After mapping reads to a reference sequence, it is often informative to look at the resulting BAM file. Software used for this kind of visualization must display the reads along the reference sequence, together with relevant annotation (typically exons and genes). Two popular programs used for this are Tablet (http://ics.hutton.ac.uk/tablet) and the Integrated Genome Viewer (IGV - https://www.broadinstitute.org/igv). Tablet is a light-weight, user-friendly program that does the above and not much more. IGV has lots of additional features, but is not as intuitive to use as Tablet is.

A HPC cluster such as Abel must be used for mapping with Tophat; visualization however typically will take place on the local machine. This means that a large BAM file (possibly many gigabytes) must be downloaded from Abel. This may take hours, depending on the network conditions. There are two possible shortcuts that can make this process easier.
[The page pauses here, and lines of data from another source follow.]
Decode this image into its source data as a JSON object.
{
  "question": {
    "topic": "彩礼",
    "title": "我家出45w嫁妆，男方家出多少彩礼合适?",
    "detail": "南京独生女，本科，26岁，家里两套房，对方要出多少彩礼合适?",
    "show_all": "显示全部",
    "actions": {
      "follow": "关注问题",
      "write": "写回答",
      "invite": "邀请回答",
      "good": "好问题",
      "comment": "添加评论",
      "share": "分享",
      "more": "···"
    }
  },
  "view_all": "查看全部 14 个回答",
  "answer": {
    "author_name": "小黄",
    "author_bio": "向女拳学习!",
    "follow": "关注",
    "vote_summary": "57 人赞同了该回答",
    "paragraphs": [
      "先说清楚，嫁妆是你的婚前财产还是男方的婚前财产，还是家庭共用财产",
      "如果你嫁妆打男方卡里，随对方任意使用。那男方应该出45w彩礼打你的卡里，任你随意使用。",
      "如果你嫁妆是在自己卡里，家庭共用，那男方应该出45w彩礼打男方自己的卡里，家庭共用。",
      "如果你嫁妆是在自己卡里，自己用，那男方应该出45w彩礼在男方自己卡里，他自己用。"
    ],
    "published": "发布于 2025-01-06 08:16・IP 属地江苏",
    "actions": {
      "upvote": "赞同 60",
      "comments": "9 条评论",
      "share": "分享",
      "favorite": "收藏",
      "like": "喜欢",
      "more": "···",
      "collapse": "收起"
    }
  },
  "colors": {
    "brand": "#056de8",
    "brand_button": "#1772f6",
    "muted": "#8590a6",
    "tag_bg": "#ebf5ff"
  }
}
If only interested in manually checking the expression of a few genes all contained in the same contig sequence, it is possible to extract only the reads mapping to this contig from the BAM file:

module load samtools

samtools view -b /path/to/inputBamfile.bam nameOfContig > /path/to/outputBamfile.bam

Before continuing, remember to create an index for the new BAM file:

samtools index /path/to/outputBamfile.bam

Depending on the number of contigs in the reference sequence, the outputBamfile.bam may be less than 1% of the size of the original BAM file. When displaying the new BAM file on the local machine, the original reference fasta file and annotation file can be used (these are often much smaller than the BAM file; it is not worthwhile extracting only the contig in question from these files).

The second option is to install a visualization software such as Tablet on Abel, using the X11 system to run it directly from Abel. In this way, the BAM file does not have to be transferred at all. This means installing X11 software such as Xming; see here for a brief walkthrough. Installing and using Tabel via X11 from Abel works and does not require special permissions on Abel; it is however quite slow to use. Whether other visualization program also can be installed on Abel has not been investigated.

The procedure for installing Tablet on Abel is as follows:

mkdir tabletInstallation

cd tabletInstallation

wget http://bioinf.hutton.ac.uk/tablet/installers/tablet_linux_x64_1_14_10_21.sh

chmod 777 tablet_linux_x64_1_14_10_21.sh

./tablet_linux_x64_1_14_10_21.sh

The installation script will suggest to install Tablet into the "Tablet" folder. Provided accepting this, Tablet is started by simply stepping into this folder and executing "./tablet".